Have you played with [your live band] for long?
Gord was with me for years — Gordon Sheard. And from the late eighties, for about ten, twelve years, we worked together at my music production company. And he is an unbelievable musician. He went on to get his PhD in Brazilian music. He’s now head of Composition at Humber [College]. Just a wicked keyboard player. George Koller is probably Canada’s primo upright bass player. And he’s amazing. He’s [a] very, very different bass player than most upright players.
How did you connect with these guys?
Well, Gord I’ve known, as I said, since the late eighties. Someone introduced us when I had a little band. He joined my band. And then we were in the studio all the time. Every day. So I’ve known them for a long time. And George we used all the time in the studio.
Is there a lot of improvisation at your shows then?
Yeah! There’s much more so than obviously [on] the album. Those guys, you just let ‘em go. I love it as well. You’ve got a song, and then you let these guys go off on a tangent. It’s great.
What about you?
I started as keyboards, but I play a lot of guitar. And there’s another keyboard as well. But they’re so amazing [laughs] I let them do it. I really do. I like to jam as well — improvise on keyboards more. And sometimes guitar.
Yeah, I mean I’ve always been good on keyboards, but Gord is . . . those guys are top in the country. And it’s jazz. And they’re jazzists. [laughs] I’m not a jazzer.
Do you ever think you’re gonna branch out into that realm?
A little bit. I mean, some of the songs . . . have a jazz bent. But no. I know that ship, whatever, passed me by. I mean I love it. I really love a lot of it. But I’m the singer. I’m not a jazzist.

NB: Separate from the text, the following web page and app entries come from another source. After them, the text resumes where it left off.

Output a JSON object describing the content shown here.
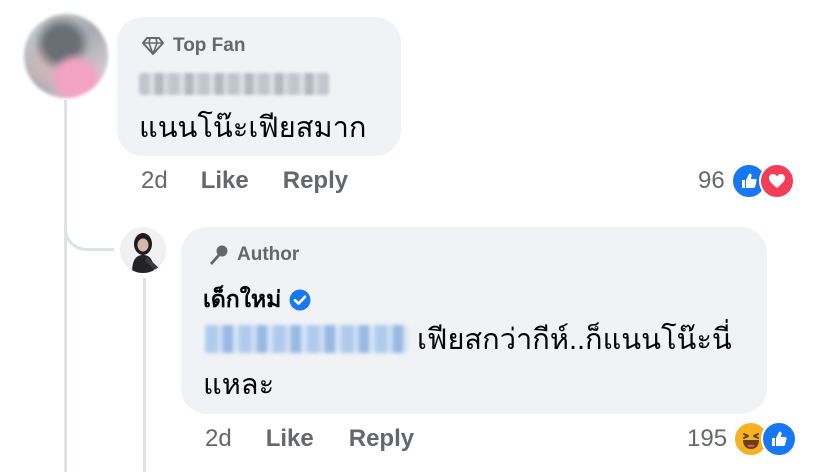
{
  "comment": {
    "badge_label": "Top Fan",
    "text": "แนนโน๊ะเฟียสมาก",
    "time": "2d",
    "like_label": "Like",
    "reply_label": "Reply",
    "reaction_count": "96",
    "reactions": [
      "like-icon",
      "love-icon"
    ]
  },
  "reply": {
    "badge_label": "Author",
    "author_name": "เด็กใหม่",
    "text_line1": "เฟียสกว่ากีห์..ก็แนนโน๊ะนี่",
    "text_line2": "แหละ",
    "time": "2d",
    "like_label": "Like",
    "reply_label": "Reply",
    "reaction_count": "195",
    "reactions": [
      "haha-icon",
      "like-icon"
    ]
  },
  "colors": {
    "bubble": "#f0f2f5",
    "secondary_text": "#65676b",
    "like_blue": "#1877f2",
    "love_red": "#f33e58",
    "haha_yellow": "#f7b125",
    "verified_blue": "#1877f2"
  }
}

Guitarist as well?
Yep. I love writing on guitar. A lot. And I started just doing it on the acoustic, but now I’m bringing electric into my shows. So I brought my Strat out. As well as the Ed-Sheeran-little-practice-Martin-guitar, which fits in the overheard. So it’s great! I used it on the show a couple of weeks ago. I bought it and it’s fantastic. I love it. So I’m using that as well.
Is there anything wild planned for you performances here?
D: Don’t think so. Wild . . . Not gonna . . . [if you] have any fireworks — that could be deadly. Not that I think of. But you never know. You never know.
Guess you gotta keep everyone on their toes.
Gotta keep ‘em on their toes. I’ve started using the harmonizer box, which gives you two [harmonies.] So I can recreate things on the record on some of the songs. That always surprises people. And we just fell upon this little item. I think I sent out an assistant from the studio and I said, “Just get me a harmonizer.” And it’s an amazing one. It’s great. So that, I love. That surprises some people.